I don't remember all the books I bought. I know when I was little I bought some of the picture books that came with the little records of the story. Remember those, back in the days of record player? They were 45s I think, and you had to insert that plastic disc in the hole in the center so the record would fit on the spindle. Then you would lie down on the floor right in front of the speaker and listen to your book while following along. There was always a sound to tell you to turn the page. I remember I had Black Beauty and Tootle the Tugboat, I believe. Then when the story ended it would make that repetitive noise of the needle bumping in the groove at the end of the record (I don't know how else to describe it, but I can still hear it) until you would pick up the needle and drop it down at the beginning and listen the the whole thing over again.
The book I most clearly remember buying is The Witch of Blackbird Pond by Elizabeth George Speare. I had looked at it when my class had visited the sale because I liked the cover but I didn't want a book about a witch so I put it back. Later that day my mom took us back to the book sale and she picked up the same book. For some reason, I can still see her standing beside the table and flipping through the book. She handed it to me and told me she thought I would enjoy it, that it wasn't really about a witch. She was right, I did like it. I loved it, in fact. I loved the story of Kit Tyler who comes from a Caribbean island to live with her Puritan relatives in Connecticut. I loved her feisty personality, I loved how she stood up for the "witch" and I really, really loved the romance with Nat. I am not sure how old I was when I bought this book but I know I was in elementary school, fourth grade, maybe? Romance was new in my books and I was enthralled.
My daughter brought her allowance into school today and bought a book. It isn't anything as special as The Witch of Blackbird Pond, at least in my opinion. It is an activity book with an annoying title that I can't remember right now, but it doesn't matter.
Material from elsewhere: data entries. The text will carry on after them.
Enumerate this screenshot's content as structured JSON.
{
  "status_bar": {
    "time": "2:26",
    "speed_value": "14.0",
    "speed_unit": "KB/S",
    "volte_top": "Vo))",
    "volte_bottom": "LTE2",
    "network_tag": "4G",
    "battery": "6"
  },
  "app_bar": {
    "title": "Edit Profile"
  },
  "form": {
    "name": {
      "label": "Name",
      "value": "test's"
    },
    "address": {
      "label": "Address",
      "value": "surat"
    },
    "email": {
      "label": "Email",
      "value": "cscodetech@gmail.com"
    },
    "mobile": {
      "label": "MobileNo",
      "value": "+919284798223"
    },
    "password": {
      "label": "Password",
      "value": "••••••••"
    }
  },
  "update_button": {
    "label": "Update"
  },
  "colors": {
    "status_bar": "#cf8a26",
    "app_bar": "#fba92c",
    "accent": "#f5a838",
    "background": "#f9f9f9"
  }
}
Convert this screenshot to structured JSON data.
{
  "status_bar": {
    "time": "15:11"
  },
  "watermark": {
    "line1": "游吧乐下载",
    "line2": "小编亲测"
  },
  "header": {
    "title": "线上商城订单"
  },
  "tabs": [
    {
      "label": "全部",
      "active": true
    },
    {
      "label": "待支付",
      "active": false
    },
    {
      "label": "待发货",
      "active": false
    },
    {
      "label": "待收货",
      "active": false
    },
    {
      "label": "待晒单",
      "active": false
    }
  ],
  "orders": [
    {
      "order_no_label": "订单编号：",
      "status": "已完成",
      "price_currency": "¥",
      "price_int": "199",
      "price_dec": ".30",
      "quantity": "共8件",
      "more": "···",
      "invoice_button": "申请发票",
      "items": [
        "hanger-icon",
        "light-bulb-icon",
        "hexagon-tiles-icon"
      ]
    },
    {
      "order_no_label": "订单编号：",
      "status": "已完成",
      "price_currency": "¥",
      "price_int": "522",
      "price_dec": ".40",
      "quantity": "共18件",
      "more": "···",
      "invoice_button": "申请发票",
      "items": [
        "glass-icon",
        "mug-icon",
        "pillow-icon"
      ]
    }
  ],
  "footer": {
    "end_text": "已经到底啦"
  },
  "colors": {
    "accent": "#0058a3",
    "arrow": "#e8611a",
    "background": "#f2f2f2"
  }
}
She was excited, she had the anticipation and the fun and the decision making that I remember. She is making her own book memories.